(DATA IN THIS EXERCISE Opens)

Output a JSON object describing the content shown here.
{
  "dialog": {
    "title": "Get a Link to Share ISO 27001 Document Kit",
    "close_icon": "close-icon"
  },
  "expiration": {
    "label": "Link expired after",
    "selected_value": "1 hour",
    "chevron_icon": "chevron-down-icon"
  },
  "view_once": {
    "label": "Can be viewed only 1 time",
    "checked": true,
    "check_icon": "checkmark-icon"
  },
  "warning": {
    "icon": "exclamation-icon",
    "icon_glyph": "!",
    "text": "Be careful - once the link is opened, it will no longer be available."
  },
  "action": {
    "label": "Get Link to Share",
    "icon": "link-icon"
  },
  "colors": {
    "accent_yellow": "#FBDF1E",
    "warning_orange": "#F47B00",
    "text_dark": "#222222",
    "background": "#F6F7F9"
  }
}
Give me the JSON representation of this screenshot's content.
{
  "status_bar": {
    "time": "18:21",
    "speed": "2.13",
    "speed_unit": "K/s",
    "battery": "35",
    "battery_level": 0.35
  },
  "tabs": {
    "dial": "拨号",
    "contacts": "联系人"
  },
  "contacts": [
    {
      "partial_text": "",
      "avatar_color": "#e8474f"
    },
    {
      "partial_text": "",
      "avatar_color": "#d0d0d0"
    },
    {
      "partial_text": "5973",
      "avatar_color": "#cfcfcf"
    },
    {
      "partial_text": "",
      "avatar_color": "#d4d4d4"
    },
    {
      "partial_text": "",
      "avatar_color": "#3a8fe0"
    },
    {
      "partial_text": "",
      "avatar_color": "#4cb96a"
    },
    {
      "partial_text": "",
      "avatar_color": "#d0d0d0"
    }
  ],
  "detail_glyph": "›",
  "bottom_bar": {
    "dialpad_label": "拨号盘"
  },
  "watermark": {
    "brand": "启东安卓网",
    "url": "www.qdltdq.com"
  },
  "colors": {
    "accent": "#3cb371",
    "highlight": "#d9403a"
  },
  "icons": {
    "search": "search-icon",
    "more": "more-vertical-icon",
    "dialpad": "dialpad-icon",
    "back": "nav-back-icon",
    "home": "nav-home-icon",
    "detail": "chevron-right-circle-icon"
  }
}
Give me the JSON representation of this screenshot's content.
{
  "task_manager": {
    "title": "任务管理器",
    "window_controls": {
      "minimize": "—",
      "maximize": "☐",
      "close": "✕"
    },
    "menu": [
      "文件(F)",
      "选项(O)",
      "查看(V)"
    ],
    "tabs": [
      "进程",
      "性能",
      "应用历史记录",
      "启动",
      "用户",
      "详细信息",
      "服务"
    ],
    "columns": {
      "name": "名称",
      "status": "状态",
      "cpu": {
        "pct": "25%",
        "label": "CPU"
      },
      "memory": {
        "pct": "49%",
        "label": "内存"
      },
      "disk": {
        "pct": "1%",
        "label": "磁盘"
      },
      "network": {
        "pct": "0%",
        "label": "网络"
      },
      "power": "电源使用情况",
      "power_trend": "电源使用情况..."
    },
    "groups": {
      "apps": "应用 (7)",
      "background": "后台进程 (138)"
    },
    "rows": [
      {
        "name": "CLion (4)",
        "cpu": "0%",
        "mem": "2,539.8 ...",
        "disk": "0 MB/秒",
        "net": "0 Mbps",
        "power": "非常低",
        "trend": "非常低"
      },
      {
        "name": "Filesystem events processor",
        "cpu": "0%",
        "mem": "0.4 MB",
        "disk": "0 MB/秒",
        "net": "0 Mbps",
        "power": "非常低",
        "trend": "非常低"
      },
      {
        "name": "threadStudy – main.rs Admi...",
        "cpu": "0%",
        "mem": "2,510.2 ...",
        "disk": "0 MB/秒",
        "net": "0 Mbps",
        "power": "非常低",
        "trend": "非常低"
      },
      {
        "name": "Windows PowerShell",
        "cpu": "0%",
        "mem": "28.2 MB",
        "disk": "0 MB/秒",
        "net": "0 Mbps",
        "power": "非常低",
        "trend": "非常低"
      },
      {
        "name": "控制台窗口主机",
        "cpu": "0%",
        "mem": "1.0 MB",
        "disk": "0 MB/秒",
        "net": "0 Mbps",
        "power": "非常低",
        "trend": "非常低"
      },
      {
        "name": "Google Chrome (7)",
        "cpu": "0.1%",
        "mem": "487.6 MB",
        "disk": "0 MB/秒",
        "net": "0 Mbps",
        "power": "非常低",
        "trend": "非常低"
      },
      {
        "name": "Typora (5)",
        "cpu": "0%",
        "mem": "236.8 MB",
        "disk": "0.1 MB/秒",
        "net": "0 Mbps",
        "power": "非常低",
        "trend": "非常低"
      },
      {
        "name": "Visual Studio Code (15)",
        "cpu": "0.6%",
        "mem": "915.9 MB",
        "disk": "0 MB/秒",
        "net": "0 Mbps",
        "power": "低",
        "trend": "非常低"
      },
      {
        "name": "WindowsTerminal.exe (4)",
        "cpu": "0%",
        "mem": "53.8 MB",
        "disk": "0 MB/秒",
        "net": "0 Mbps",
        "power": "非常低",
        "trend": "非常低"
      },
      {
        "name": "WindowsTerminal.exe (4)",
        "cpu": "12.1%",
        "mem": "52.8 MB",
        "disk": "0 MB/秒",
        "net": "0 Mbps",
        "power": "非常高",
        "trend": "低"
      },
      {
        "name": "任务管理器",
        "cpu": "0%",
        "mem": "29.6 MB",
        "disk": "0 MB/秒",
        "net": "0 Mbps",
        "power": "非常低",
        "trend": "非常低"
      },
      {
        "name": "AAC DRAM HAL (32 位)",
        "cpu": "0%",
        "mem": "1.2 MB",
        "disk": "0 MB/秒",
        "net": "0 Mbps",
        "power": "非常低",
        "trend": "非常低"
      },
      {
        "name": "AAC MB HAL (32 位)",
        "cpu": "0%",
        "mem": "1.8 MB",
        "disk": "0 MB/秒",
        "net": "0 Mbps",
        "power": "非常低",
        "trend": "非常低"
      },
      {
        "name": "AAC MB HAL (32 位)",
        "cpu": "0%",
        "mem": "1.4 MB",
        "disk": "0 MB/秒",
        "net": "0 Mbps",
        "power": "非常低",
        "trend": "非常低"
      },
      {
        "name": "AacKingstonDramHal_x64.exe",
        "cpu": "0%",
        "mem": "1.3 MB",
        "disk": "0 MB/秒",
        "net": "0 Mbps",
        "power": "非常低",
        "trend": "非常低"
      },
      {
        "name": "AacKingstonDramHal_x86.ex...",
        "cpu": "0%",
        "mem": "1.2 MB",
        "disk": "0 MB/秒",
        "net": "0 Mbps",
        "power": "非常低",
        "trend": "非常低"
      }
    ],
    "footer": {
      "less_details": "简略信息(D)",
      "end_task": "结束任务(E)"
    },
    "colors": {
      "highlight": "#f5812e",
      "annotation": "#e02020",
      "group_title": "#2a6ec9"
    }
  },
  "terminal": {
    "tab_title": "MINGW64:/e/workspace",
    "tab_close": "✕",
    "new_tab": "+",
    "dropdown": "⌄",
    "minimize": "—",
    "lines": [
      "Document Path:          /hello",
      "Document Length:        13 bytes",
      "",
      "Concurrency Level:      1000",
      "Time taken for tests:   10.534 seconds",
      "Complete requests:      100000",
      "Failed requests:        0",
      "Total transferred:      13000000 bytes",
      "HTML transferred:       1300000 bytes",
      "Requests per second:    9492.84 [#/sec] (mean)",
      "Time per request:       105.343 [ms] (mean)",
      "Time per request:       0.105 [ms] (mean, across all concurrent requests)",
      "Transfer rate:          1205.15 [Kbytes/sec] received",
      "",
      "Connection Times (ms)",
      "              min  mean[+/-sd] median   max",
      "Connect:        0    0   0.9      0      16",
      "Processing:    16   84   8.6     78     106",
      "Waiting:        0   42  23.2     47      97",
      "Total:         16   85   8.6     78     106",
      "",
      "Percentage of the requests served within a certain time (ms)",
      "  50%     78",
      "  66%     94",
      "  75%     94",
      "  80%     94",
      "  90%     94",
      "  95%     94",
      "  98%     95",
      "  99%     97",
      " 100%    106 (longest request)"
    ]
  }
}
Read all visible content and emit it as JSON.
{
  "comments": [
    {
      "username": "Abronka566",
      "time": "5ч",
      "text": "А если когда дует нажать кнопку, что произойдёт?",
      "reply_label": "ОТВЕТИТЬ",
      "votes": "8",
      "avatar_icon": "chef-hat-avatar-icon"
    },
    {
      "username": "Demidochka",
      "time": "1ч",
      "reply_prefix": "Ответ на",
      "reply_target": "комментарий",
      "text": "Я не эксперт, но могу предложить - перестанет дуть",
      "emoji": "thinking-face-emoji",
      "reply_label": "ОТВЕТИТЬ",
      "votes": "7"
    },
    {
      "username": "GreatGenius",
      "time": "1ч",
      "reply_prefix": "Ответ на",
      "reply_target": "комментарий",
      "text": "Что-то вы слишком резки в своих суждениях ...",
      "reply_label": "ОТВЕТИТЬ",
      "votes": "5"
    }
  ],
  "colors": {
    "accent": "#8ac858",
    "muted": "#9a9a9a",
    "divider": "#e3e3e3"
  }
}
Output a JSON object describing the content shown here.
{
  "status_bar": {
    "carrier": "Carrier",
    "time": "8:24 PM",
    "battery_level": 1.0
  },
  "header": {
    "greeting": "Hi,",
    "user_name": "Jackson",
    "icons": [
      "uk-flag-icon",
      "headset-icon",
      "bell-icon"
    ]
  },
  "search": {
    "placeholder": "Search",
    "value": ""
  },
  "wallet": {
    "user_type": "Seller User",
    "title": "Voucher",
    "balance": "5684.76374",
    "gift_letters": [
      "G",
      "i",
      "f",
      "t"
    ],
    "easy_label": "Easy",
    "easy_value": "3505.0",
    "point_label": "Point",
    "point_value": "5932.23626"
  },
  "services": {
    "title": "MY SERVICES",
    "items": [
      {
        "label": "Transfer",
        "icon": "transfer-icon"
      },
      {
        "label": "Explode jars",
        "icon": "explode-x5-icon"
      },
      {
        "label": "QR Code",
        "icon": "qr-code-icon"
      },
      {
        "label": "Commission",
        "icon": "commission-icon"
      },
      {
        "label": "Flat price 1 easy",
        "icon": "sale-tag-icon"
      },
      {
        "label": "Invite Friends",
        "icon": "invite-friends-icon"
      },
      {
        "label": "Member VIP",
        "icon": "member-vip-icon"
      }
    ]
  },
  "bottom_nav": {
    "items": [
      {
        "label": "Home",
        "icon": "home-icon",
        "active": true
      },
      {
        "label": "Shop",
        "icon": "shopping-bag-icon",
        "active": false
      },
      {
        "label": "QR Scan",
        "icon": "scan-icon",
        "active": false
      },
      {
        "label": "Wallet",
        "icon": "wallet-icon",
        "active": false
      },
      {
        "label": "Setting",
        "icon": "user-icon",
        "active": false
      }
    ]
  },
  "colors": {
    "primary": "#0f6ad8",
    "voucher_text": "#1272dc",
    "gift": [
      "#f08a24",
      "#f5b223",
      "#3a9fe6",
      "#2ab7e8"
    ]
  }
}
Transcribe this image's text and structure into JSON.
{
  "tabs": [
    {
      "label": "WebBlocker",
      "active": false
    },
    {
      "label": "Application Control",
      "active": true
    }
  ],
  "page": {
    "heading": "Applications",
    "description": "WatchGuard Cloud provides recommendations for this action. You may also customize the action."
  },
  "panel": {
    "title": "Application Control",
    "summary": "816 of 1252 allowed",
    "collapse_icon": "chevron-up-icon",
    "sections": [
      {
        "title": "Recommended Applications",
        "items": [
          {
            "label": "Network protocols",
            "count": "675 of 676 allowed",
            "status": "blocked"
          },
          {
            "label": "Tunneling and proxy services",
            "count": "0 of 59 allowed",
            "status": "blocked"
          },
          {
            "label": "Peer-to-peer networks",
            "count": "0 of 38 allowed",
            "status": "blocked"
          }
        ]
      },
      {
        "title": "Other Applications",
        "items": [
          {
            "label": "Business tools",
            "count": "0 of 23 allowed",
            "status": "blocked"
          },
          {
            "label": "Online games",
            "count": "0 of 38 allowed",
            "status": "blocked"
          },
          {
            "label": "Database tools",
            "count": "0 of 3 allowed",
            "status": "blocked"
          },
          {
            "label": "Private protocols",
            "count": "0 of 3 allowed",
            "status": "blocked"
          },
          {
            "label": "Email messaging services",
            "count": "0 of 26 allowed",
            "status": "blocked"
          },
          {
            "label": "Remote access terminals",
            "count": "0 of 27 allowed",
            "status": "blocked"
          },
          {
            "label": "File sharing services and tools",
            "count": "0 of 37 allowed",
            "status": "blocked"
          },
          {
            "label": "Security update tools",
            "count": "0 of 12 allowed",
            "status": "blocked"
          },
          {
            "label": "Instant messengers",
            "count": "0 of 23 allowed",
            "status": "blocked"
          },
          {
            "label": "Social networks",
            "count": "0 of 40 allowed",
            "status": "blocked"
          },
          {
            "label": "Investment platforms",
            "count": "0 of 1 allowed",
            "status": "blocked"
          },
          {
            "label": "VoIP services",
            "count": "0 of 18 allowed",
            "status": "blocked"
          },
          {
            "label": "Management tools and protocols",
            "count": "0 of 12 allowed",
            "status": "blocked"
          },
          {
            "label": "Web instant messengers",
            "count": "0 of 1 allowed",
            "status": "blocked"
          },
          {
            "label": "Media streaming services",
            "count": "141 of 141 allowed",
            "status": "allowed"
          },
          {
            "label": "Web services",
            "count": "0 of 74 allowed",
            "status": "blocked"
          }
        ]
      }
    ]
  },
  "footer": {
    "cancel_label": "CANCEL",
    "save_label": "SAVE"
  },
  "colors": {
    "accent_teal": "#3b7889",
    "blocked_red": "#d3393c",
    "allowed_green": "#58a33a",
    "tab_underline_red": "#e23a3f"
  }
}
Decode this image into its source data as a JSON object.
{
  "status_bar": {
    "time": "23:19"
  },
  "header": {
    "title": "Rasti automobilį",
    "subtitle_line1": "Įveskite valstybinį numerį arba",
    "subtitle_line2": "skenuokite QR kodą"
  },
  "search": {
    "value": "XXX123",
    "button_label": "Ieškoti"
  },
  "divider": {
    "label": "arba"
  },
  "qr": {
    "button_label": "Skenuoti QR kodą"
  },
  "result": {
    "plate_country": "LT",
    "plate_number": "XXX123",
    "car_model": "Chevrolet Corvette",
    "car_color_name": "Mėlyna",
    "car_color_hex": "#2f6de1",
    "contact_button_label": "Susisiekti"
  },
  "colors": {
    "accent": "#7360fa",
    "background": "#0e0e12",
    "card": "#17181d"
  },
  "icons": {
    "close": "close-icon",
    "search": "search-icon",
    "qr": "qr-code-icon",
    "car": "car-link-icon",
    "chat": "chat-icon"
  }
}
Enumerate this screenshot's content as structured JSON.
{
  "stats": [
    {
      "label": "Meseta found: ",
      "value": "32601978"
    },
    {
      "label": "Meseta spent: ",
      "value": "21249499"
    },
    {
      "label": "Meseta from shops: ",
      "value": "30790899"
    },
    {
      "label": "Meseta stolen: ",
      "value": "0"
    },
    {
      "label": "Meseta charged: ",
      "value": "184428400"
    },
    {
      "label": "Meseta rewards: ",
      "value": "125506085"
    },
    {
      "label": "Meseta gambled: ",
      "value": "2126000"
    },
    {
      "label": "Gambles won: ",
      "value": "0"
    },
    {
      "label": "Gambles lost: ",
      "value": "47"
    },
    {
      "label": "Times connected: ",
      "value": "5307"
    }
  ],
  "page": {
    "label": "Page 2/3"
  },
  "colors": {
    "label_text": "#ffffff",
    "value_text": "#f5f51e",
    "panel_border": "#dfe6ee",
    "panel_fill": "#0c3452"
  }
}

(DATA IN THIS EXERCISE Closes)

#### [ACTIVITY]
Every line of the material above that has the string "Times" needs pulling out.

#### [SOLUTION]
      "Connection Times (ms)",
      "label": "Times connected: ",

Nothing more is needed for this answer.